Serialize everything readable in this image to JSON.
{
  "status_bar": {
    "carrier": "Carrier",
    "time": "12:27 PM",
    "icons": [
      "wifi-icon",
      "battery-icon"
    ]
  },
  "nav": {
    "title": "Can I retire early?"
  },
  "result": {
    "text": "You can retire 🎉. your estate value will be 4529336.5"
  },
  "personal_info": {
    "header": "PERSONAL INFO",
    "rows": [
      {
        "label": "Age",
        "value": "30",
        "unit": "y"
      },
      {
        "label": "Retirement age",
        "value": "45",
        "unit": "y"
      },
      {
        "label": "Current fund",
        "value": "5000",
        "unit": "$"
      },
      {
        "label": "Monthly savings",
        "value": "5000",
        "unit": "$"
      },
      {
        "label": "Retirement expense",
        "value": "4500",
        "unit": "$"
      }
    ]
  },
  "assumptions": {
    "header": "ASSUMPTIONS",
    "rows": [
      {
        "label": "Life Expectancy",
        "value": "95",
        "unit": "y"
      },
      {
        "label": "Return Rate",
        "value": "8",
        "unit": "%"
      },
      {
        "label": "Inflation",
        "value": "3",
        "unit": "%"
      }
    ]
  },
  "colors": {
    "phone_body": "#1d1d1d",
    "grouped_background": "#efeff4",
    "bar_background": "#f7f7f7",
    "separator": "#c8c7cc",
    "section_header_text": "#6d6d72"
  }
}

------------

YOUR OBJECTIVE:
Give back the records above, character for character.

FINAL ANSWER:
Serialize everything readable in this image to JSON.
{
  "status_bar": {
    "carrier": "Carrier",
    "time": "12:27 PM",
    "icons": [
      "wifi-icon",
      "battery-icon"
    ]
  },
  "nav": {
    "title": "Can I retire early?"
  },
  "result": {
    "text": "You can retire 🎉. your estate value will be 4529336.5"
  },
  "personal_info": {
    "header": "PERSONAL INFO",
    "rows": [
      {
        "label": "Age",
        "value": "30",
        "unit": "y"
      },
      {
        "label": "Retirement age",
        "value": "45",
        "unit": "y"
      },
      {
        "label": "Current fund",
        "value": "5000",
        "unit": "$"
      },
      {
        "label": "Monthly savings",
        "value": "5000",
        "unit": "$"
      },
      {
        "label": "Retirement expense",
        "value": "4500",
        "unit": "$"
      }
    ]
  },
  "assumptions": {
    "header": "ASSUMPTIONS",
    "rows": [
      {
        "label": "Life Expectancy",
        "value": "95",
        "unit": "y"
      },
      {
        "label": "Return Rate",
        "value": "8",
        "unit": "%"
      },
      {
        "label": "Inflation",
        "value": "3",
        "unit": "%"
      }
    ]
  },
  "colors": {
    "phone_body": "#1d1d1d",
    "grouped_background": "#efeff4",
    "bar_background": "#f7f7f7",
    "separator": "#c8c7cc",
    "section_header_text": "#6d6d72"
  }
}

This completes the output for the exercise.